Icy conditions normally inhibit tumescence, but the paper’s four authors (two of them men, but writing through “the feminist lens”) seem to be in a state of sustained arousal. To them, even ice core drilling evokes coital imagery:
Structures of power and domination also stimulated the first large-scale ice core drilling projects – these archetypal masculinist projects to literally penetrate glaciers and extract for measurement and exploitation the ice in Greenland and Antarctica.
The study quotes feminist artists and suggests that satellite and aerial imaging of glaciers, rather than involving scientific credibility and accuracy, is actually a masculine construct and “reminiscent of detached, voyeuristic, ‘pornographic’ images.” It continues, “Such a gaze has been troubled by feminist researchers who argue that the ‘conquering gaze’ makes an implicit claim on who has the power to see and not be seen.”
In passing, the study notes that climate change “can lead to the breakdown of stereotypical gender roles and even ‘gender renegotiation’ (Godden, 2013).” This had me worried as I prefer to stay with my male gender.
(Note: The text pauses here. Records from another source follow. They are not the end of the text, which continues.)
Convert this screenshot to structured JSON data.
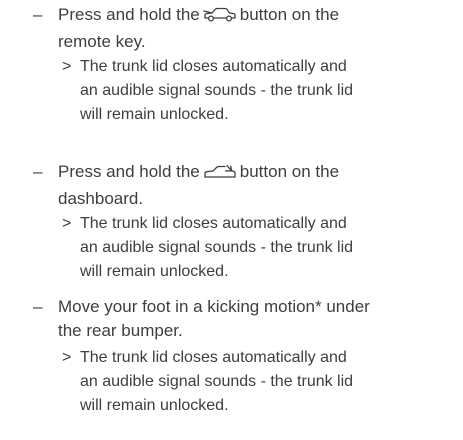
{
  "steps": [
    {
      "dash": "–",
      "text_before": "Press and hold the",
      "icon": "car-trunk-open-icon",
      "text_after": "button on the",
      "line2": "remote key.",
      "result_marker": ">",
      "result_lines": [
        "The trunk lid closes automatically and",
        "an audible signal sounds - the trunk lid",
        "will remain unlocked."
      ]
    },
    {
      "dash": "–",
      "text_before": "Press and hold the",
      "icon": "trunk-close-icon",
      "text_after": "button on the",
      "line2": "dashboard.",
      "result_marker": ">",
      "result_lines": [
        "The trunk lid closes automatically and",
        "an audible signal sounds - the trunk lid",
        "will remain unlocked."
      ]
    },
    {
      "dash": "–",
      "line1": "Move your foot in a kicking motion* under",
      "line2": "the rear bumper.",
      "result_marker": ">",
      "result_lines": [
        "The trunk lid closes automatically and",
        "an audible signal sounds - the trunk lid",
        "will remain unlocked."
      ]
    }
  ]
}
I looked up Naomi Godden’s tract, and was relieved to find that it merely reported on a Peru village’s fishermen and housewives switching roles when fishing declined (climate change, which halted 19 years ago, being of course the stated culprit for the decline).
The feminist-glaciology lead author of the 15,000-word paper, Mark Carey, is a historian. Of his co-authors, Jerrilyn M. Jackson is a geography post-grad student, Alessandro Antonello is an environmental history post-grad, and Ms Jaclyn Rushing (below) has a BA in environmental studies and Romance languages. Worth noting is that Antonello acquired his credentials at the University of Canberra.
By about 7000 words in, readers are subsumed in an Alice in Wonderland discourse. The Cold War, we learn, was apparently not about the contest with the Communist bloc, but a tussle “pursued by a particular group of men as policy-makers who were products of specific elite masculinities (Dean, 2003), operating in the context of anxieties about American masculinities (Cuordileone, 2005), and with particular discourses of masculinity and male bodies, especially in distant places like the Arctic (Farish, 2010)…”
The study ranges widely, and includes citation of Scottish visual artist Katie Paterson, who made long-playing records out of glacier melt-water. These LPs play glacier whines and other noises for ten minutes until the ice disks themselves melt. Maybe caution is needed with 240V apparatus.
The paper insists on respect for folk knowledge about glaciers. Yukon indigenous women, for example, say glaciers are easily excited by bad people who cook with smelly grease near glaciers, but glaciers can be placated by the quick-witted, the good and deferential. Cooked food, especially fat, “might grow into a glacier overnight if improperly handled”. Such narratives “demonstrate the capacity of folk glaciologies to diversify the field of glaciology and subvert the hegemony of natural sciences… the goal is to understand that environmental knowledge is always based in systems of power discrepancies and unequal social relations, and overcoming these disparities requires accepting that multiple knowledges exist and are valid within their own contexts.”
Here is the study’s ringing conclusion:
Merging feminist postcolonial science studies and feminist political ecology, the feminist glaciology framework generates robust analysis of gender, power, and epistemologies in dynamic social-ecological systems, thereby leading to more just and equitable science and human-ice interactions.